I’m not suggesting we should rush out and drag the kids or grandkids to the park, force a book into their hands and binoculars around their necks while pulling the plug from the TV. Frying their X-Box and iPad or barbecuing their earphones. It’s far too late for that.
What we need is to look at what we are doing wrong.
There is no doubt that the streets are a more dangerous place than they were 50 or 60 years ago. Pedophiles do seem more prevalent, organised and predatory. The sort of people we were told to trust half a century ago have lost their shine. Father Brown turns out to have been an abuser, and Jo Friday has been caught on CCTV beating up a suspect. No doubt either that there are some bad people out there waiting to steal your iPhone 6 or Galaxy s5 or stab you as soon as look at you, but we have let them claim the streets by leaving them to be claimed.
In the UK we are rapidly following the U.S. down the road where every one walks by car. In my day kids “played out.” In the long school summer holidays, when I was nine years old, I would be up and out of the house before my parents were awake. I’d be across the fields with Geoff and Dick and Jean and Carol, damming a stream or building a camp in the woods, then defending it with a bow and arrow I made myself. When it was too dark to see or I was too hungry to play I’d go home. Ten or twelve hours missing from the house and no one was in the least concerned.

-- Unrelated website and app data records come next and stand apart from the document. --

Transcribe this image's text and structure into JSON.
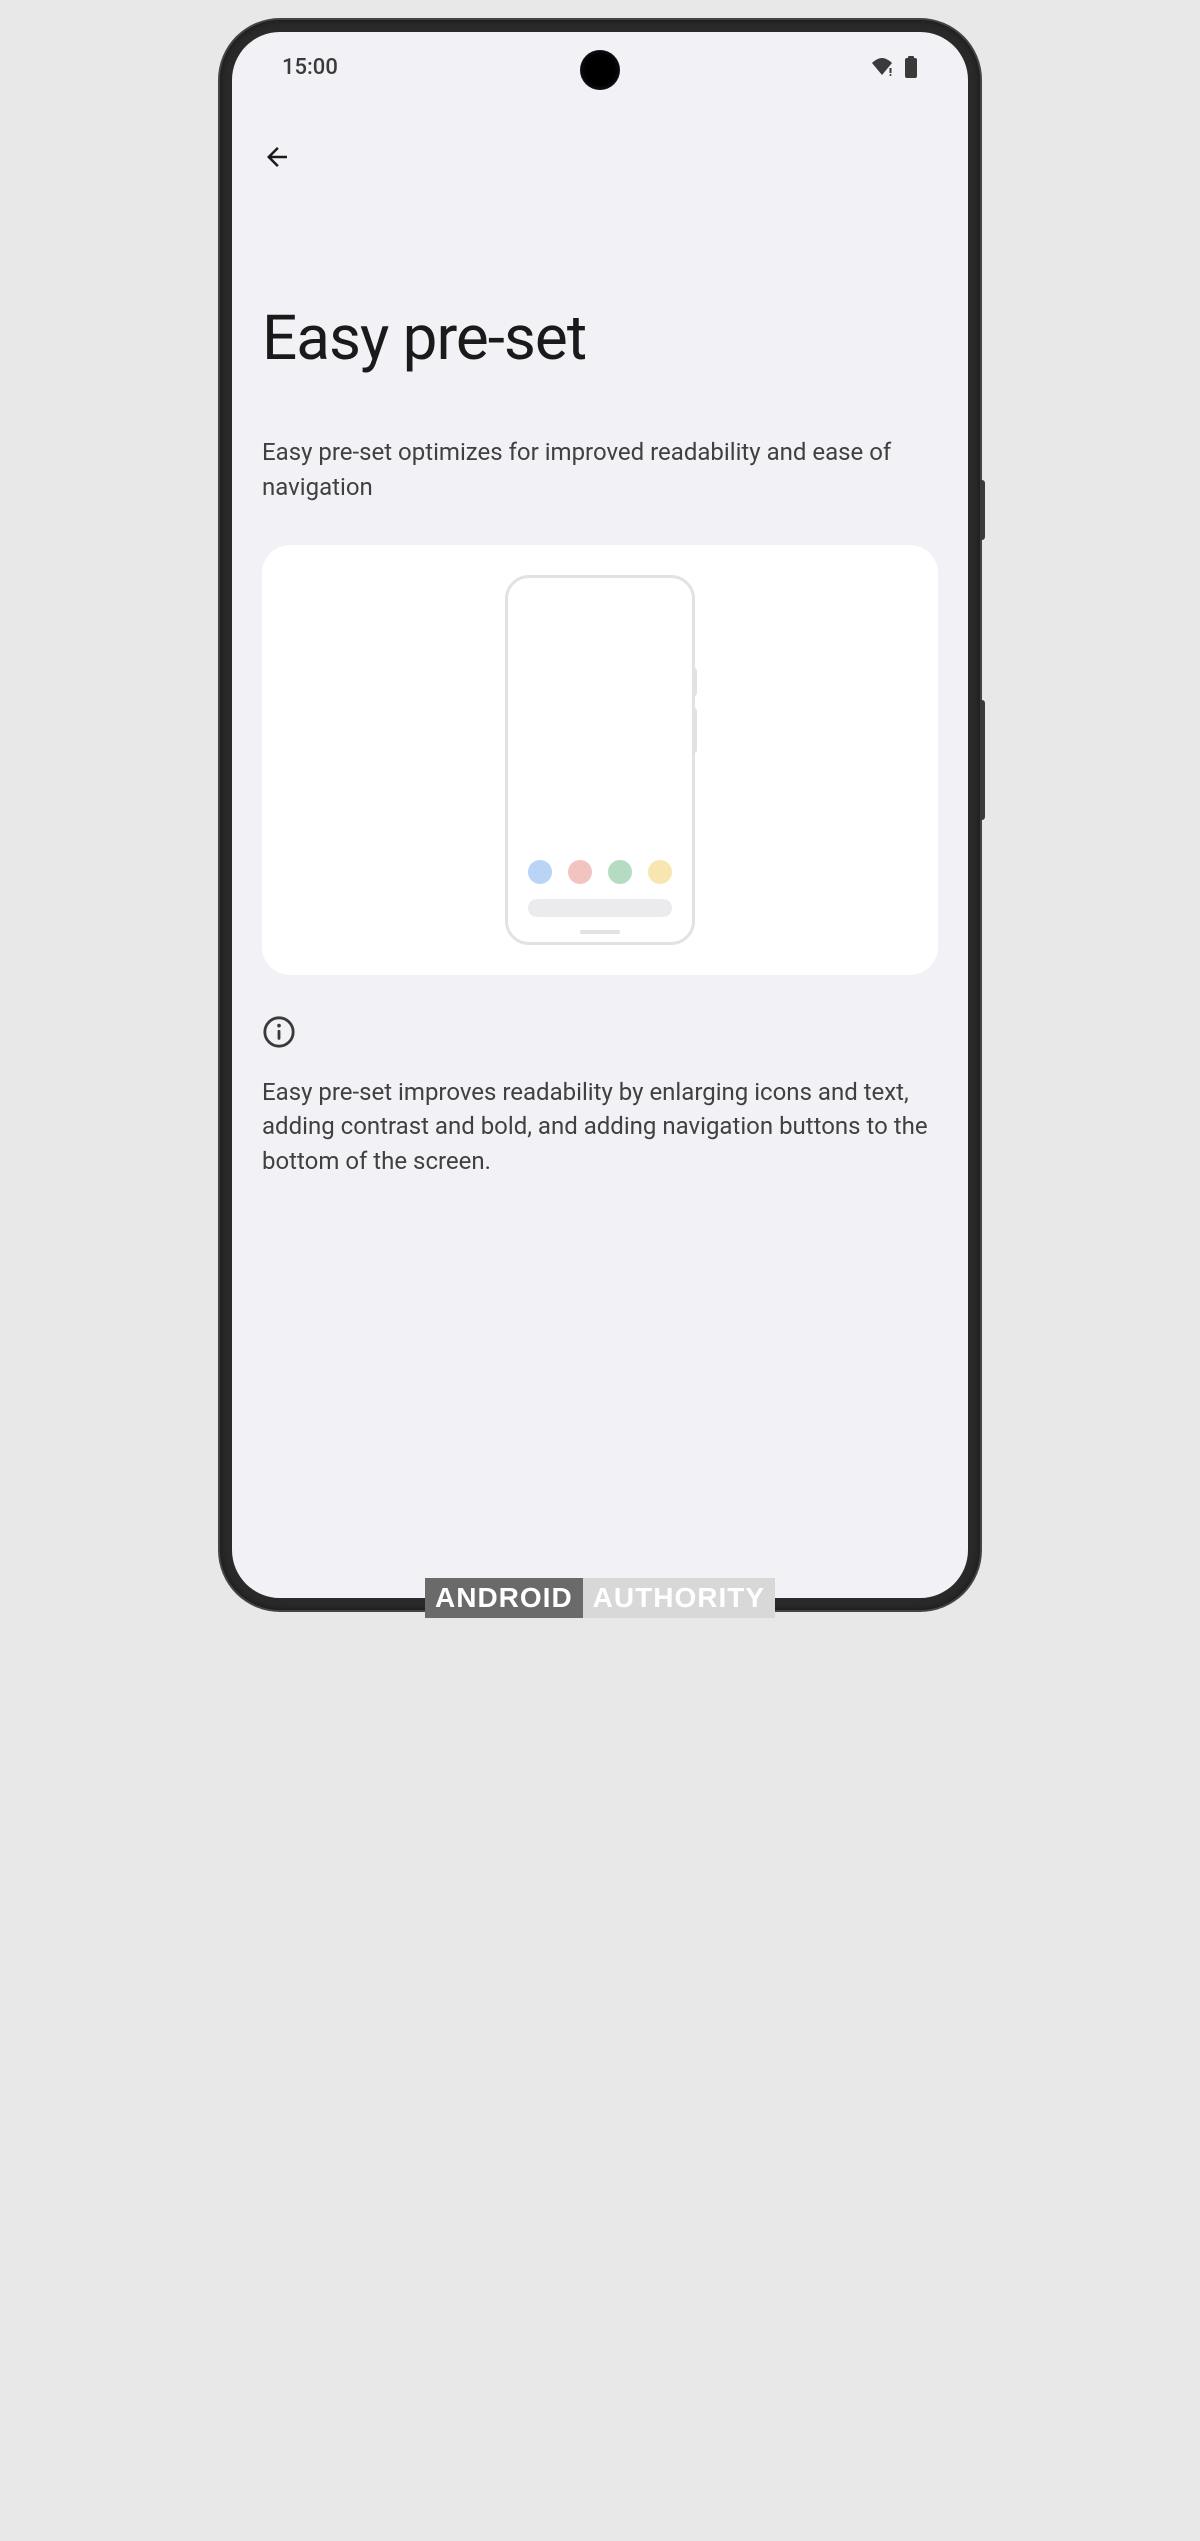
{
  "status": {
    "time": "15:00"
  },
  "page": {
    "title": "Easy pre-set",
    "subtitle": "Easy pre-set optimizes for improved readability and ease of navigation",
    "detail": "Easy pre-set improves readability by enlarging icons and text, adding contrast and bold, and adding navigation buttons to the bottom of the screen."
  },
  "watermark": {
    "part1": "ANDROID",
    "part2": "AUTHORITY"
  }
}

I didn’t know about birds because I had done a project on them in class. I didn’t discover a love of trees from watching the Discovery channel, but from climbing them or hiding among them. I knew which plants could be harvested for an autumn lunch and which would get your stomach pumped.
Sure, our kids are being kept safe, but how long will it be until those kids follow the Japanese example and become Hikikomori, isolated and confined to their rooms, never breathing fresh air or seeing blue skies except as background to Grand Theft Auto or in a cartoon.
As we all scramble to make a living we spend more time with work colleagues than we do with family. When we are all at home at the same time we each tend to be “doing our own thing.”
I didn’t learn about birds behind a desk or via a screen but by osmosis as I sat with fishing pole in hand by a tranquil lake on a summer evening. Doves cooed, coots called, flycatchers caught flies, and if you were very lucky, a kingfisher would flash by faster than a speeding bullet, displaying more vibrant colours than Superman’s suit. I learned patience and calm and to appreciate beauty and to want to preserve it for my children and theirs in turn.
Dad’s quiet voice told me about the swallows’ long journey, and together we discovered a cuckoo in the nest of a warbler. His love of the woods and wildflowers, his naming of every newt and shrew seeped into me with the summer sun. He showed me how to stalk a fish, bring it to the bank without harm and respectfully return it to the water.
About the Author
Bo Beolens is best known in birding circles for his extensive web presence, Fatbirder - one of the world’s biggest and most-used on-line resources for birders and Birding Top 1000 lists the top birding websites by their popularity. He also has a monthly column in a UK birding magazine as ‘The Grumpy Old Birder’ and has written articles in BWD and other magazines. He has had five books published and two others are in final edit… ‘The Eponym Dictionary of Birds’ should be out in time for the British Bird Fair in August 2014. He is also champions birders with mobility problems setting up the charity ‘Birding For All’ in 2001. Having birded on six continents he also organises trips for others via his ‘Anytime Tours’ website… if he ever gets time he goes birding! His wife Maggie and son Ash are keen birders but the rest of their children and five grandchildren (21, 14, 12, 10, 5) have yet to be convinced.